* Activity: Produce a copy of every line in the records that holds the string "JSON".

* Material for this exercise:
• • • • • • •
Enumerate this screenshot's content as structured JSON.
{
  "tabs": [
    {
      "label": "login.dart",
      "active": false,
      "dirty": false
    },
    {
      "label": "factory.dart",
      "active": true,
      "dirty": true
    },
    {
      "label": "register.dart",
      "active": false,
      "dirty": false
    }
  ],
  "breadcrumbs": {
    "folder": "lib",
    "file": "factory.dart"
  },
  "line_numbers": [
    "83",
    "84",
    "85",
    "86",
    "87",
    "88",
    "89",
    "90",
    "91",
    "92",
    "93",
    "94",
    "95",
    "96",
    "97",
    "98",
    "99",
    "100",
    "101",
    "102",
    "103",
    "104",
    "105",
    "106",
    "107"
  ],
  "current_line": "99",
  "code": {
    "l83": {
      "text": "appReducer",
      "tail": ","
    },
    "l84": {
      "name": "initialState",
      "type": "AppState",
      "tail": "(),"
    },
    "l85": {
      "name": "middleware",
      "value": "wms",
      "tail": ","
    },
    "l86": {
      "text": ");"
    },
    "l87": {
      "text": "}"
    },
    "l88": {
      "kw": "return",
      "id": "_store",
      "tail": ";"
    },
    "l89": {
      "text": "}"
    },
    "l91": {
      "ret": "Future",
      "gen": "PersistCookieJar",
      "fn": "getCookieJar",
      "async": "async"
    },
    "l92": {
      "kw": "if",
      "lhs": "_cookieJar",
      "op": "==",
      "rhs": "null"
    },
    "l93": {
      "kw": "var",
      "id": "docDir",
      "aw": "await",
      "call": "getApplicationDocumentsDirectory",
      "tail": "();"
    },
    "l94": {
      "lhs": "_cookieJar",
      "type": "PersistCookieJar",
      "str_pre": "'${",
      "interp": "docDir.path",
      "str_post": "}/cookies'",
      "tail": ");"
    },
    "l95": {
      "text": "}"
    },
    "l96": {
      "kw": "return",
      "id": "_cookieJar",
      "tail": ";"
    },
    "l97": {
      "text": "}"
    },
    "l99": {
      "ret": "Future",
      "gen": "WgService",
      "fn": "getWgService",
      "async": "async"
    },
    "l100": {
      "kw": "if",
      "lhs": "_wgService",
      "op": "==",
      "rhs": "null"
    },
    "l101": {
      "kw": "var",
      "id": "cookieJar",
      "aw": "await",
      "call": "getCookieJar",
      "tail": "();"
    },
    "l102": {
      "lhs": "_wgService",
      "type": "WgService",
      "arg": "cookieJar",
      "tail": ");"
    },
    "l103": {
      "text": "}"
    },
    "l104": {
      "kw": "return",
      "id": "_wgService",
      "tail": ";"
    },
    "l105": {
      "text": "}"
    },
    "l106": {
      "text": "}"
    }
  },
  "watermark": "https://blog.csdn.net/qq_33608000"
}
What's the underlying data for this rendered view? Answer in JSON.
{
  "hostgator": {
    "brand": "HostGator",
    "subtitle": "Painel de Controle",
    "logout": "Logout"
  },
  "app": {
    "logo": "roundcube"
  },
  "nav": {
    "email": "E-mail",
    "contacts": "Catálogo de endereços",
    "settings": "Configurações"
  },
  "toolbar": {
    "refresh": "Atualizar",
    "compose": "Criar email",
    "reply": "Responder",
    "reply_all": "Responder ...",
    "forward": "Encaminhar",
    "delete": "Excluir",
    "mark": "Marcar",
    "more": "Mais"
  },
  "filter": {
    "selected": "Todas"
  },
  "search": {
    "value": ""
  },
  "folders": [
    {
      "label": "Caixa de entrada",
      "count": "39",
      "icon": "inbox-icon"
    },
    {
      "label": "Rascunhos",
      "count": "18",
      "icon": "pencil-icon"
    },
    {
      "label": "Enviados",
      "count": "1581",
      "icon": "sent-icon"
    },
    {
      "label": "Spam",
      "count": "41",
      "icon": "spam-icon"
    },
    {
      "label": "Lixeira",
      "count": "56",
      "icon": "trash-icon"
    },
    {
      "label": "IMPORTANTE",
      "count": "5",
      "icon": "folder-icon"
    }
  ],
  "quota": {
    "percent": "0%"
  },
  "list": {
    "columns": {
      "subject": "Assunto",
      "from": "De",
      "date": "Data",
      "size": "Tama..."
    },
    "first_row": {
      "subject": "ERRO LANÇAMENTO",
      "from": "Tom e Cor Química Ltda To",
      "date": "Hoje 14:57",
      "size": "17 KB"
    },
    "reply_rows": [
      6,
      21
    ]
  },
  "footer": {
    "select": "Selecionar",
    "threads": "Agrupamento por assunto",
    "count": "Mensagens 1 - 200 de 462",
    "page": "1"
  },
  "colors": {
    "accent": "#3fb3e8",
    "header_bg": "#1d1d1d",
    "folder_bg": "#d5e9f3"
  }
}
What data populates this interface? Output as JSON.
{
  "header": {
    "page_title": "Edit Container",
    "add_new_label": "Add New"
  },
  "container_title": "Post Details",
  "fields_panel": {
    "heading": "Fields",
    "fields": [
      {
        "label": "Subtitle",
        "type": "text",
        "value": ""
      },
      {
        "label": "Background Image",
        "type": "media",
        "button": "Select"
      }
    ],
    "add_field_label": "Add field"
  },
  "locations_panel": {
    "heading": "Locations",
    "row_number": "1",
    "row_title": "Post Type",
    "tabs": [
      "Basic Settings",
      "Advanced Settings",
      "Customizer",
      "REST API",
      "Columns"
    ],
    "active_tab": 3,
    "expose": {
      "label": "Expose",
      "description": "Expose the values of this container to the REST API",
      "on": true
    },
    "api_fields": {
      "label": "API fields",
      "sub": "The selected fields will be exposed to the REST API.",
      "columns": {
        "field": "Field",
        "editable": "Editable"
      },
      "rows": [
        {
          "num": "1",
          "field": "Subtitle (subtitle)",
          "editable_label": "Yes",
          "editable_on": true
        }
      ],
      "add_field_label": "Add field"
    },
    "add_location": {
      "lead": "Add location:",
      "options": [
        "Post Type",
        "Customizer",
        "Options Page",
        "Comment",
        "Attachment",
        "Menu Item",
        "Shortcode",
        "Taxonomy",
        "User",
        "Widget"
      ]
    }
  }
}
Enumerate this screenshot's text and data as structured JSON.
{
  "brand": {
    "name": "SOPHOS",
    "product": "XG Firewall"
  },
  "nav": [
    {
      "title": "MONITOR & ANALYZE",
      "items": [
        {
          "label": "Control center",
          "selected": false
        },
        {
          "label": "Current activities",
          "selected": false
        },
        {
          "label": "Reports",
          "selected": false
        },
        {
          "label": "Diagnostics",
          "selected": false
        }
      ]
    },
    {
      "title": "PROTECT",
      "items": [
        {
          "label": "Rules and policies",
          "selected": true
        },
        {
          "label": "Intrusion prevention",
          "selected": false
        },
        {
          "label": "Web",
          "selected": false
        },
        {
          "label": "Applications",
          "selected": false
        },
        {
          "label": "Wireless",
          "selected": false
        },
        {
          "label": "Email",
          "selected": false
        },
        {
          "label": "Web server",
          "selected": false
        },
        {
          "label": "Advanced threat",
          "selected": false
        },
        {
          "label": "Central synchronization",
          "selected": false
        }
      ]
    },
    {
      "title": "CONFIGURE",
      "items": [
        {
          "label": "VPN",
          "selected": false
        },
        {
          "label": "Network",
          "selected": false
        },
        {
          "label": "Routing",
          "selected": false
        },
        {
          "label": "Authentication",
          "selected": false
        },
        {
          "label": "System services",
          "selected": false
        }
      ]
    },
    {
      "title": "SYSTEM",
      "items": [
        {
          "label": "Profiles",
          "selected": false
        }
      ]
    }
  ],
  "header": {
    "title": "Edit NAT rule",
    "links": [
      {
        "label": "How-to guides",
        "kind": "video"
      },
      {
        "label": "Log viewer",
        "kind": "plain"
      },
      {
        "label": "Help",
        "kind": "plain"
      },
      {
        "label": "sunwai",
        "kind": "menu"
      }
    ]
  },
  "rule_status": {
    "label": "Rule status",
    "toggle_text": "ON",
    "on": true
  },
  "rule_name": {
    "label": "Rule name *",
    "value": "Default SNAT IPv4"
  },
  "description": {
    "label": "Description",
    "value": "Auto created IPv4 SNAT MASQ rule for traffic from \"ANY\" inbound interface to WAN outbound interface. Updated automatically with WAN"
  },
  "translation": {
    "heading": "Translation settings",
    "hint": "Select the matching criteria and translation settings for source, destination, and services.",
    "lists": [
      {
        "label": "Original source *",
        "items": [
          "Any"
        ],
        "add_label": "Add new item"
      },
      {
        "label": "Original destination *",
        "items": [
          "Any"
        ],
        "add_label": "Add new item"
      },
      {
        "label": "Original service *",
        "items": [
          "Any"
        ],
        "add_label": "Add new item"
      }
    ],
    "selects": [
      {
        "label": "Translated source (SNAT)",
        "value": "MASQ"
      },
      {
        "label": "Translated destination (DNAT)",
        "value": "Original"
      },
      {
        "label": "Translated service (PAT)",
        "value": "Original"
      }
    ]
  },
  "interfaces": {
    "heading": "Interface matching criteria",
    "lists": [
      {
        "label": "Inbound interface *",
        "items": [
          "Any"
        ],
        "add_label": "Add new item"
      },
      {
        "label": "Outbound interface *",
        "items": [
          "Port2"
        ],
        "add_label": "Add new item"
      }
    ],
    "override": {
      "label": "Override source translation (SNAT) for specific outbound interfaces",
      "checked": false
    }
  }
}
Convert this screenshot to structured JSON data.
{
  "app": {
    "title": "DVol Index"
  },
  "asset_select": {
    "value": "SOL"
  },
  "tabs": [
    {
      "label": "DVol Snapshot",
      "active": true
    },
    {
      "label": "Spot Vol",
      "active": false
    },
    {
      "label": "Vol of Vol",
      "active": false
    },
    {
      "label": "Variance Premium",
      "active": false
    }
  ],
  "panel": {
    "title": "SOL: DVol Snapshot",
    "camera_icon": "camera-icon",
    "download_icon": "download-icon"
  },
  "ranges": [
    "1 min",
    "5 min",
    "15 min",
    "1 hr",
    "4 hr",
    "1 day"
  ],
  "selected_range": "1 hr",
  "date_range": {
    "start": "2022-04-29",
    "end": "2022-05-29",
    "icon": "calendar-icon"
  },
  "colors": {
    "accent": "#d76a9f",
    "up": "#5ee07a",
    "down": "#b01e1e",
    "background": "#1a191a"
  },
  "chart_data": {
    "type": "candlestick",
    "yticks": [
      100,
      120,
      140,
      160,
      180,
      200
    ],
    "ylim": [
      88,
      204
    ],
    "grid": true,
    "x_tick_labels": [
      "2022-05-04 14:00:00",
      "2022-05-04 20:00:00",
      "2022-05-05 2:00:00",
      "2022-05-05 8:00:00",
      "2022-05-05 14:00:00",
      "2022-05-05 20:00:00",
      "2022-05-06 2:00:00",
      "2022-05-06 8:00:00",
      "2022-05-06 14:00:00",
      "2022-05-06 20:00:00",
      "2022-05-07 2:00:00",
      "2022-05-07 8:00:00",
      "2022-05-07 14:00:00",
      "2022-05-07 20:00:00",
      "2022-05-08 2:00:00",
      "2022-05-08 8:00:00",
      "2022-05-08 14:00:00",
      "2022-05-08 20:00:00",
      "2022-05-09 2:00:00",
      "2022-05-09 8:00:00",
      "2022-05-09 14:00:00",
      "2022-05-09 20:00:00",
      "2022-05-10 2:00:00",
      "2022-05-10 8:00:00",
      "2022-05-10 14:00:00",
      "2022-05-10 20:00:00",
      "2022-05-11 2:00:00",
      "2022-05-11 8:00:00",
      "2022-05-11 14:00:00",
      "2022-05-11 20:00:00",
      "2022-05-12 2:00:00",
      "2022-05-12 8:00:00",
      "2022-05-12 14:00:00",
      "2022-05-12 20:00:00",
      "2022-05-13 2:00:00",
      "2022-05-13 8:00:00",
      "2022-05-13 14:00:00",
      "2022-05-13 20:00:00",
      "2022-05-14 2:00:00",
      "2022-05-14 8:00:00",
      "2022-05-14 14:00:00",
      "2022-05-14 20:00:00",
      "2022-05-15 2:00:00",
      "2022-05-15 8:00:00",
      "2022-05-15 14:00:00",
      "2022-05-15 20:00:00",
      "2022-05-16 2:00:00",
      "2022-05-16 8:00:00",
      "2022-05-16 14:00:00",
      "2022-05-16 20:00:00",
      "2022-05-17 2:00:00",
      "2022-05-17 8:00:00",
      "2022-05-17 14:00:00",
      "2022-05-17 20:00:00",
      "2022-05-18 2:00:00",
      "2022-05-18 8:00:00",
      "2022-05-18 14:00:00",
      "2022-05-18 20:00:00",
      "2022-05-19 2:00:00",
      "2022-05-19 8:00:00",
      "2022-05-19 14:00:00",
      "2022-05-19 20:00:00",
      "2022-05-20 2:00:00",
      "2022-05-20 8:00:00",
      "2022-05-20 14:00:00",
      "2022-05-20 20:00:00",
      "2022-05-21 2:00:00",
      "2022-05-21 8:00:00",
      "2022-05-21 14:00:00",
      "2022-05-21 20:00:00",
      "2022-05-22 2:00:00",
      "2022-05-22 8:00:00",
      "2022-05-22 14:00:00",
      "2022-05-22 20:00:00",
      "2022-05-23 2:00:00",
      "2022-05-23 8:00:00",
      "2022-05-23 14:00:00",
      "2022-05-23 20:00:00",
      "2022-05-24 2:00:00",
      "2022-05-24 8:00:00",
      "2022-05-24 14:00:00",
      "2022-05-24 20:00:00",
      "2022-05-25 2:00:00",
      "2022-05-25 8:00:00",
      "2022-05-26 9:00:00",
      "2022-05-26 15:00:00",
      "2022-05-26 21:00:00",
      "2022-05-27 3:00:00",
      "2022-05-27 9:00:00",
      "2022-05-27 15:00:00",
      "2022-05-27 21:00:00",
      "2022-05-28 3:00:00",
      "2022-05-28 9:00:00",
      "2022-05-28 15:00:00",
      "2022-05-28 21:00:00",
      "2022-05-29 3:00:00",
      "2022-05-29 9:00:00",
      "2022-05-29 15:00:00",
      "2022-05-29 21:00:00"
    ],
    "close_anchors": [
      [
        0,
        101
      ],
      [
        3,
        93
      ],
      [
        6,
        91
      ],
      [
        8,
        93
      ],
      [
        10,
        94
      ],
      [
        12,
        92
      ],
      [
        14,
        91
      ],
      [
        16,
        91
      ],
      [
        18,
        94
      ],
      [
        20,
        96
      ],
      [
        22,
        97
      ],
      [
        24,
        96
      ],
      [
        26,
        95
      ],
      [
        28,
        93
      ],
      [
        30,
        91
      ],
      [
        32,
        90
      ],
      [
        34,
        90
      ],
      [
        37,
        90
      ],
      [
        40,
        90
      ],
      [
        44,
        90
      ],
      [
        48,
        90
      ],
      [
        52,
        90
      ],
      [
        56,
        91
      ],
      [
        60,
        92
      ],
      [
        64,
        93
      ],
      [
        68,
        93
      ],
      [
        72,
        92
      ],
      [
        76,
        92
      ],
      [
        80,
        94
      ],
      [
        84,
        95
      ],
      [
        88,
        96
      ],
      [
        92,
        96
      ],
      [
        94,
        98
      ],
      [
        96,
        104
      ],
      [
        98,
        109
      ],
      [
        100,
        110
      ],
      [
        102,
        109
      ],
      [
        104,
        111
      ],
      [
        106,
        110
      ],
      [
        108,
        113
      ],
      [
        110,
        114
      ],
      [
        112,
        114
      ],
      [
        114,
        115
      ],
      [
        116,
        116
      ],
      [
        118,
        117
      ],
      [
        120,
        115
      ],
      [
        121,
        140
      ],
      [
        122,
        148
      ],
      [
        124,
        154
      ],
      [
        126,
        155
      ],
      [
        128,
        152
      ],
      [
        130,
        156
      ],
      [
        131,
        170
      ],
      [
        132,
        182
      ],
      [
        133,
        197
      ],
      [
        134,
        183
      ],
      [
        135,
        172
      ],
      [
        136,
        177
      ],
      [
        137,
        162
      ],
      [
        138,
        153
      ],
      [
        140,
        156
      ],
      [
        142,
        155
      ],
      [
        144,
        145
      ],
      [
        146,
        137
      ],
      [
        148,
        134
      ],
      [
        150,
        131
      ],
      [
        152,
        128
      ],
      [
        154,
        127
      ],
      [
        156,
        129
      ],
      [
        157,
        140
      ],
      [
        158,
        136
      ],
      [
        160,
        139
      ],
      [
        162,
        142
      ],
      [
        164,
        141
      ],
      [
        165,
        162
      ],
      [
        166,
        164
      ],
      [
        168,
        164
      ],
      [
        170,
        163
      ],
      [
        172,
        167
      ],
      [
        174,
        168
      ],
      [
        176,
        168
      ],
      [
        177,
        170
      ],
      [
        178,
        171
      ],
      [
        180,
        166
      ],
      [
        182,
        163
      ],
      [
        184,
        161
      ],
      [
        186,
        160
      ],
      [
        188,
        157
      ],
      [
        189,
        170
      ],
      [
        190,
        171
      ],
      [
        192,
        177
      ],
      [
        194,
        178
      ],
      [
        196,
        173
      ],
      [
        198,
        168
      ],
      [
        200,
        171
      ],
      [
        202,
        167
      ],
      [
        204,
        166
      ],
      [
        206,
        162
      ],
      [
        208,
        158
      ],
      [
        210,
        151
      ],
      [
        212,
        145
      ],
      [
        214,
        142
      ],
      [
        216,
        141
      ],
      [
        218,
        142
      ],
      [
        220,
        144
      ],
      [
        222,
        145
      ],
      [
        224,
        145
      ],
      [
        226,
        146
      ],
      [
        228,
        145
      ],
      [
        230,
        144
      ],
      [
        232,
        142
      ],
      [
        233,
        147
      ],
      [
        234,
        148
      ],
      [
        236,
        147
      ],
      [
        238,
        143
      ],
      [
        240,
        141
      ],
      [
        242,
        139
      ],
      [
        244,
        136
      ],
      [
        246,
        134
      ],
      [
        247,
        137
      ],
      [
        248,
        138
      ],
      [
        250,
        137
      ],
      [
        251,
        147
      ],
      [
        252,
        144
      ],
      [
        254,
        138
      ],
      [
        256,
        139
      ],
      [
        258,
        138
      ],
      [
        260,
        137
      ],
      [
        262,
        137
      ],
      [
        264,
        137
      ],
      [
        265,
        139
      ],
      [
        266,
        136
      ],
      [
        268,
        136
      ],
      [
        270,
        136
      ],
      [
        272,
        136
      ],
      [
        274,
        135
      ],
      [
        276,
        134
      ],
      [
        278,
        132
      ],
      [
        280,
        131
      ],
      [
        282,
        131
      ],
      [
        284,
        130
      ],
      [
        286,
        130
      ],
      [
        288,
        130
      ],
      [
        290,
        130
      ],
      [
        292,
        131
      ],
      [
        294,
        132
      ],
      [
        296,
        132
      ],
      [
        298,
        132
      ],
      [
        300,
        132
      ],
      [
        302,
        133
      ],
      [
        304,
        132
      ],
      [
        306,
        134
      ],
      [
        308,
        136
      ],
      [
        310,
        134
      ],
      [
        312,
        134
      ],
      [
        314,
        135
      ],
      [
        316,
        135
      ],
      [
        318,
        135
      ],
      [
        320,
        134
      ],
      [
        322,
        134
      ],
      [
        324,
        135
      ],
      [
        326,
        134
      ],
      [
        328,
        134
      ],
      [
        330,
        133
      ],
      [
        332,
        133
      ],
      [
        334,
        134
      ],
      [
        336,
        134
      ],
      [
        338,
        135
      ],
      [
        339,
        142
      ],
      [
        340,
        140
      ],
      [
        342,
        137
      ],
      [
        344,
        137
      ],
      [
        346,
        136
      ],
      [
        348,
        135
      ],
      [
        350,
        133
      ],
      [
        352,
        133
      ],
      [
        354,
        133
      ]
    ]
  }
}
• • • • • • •
* Answer box:
Enumerate this screenshot's content as structured JSON.
What's the underlying data for this rendered view? Answer in JSON.
What data populates this interface? Output as JSON.
Enumerate this screenshot's text and data as structured JSON.
Convert this screenshot to structured JSON data.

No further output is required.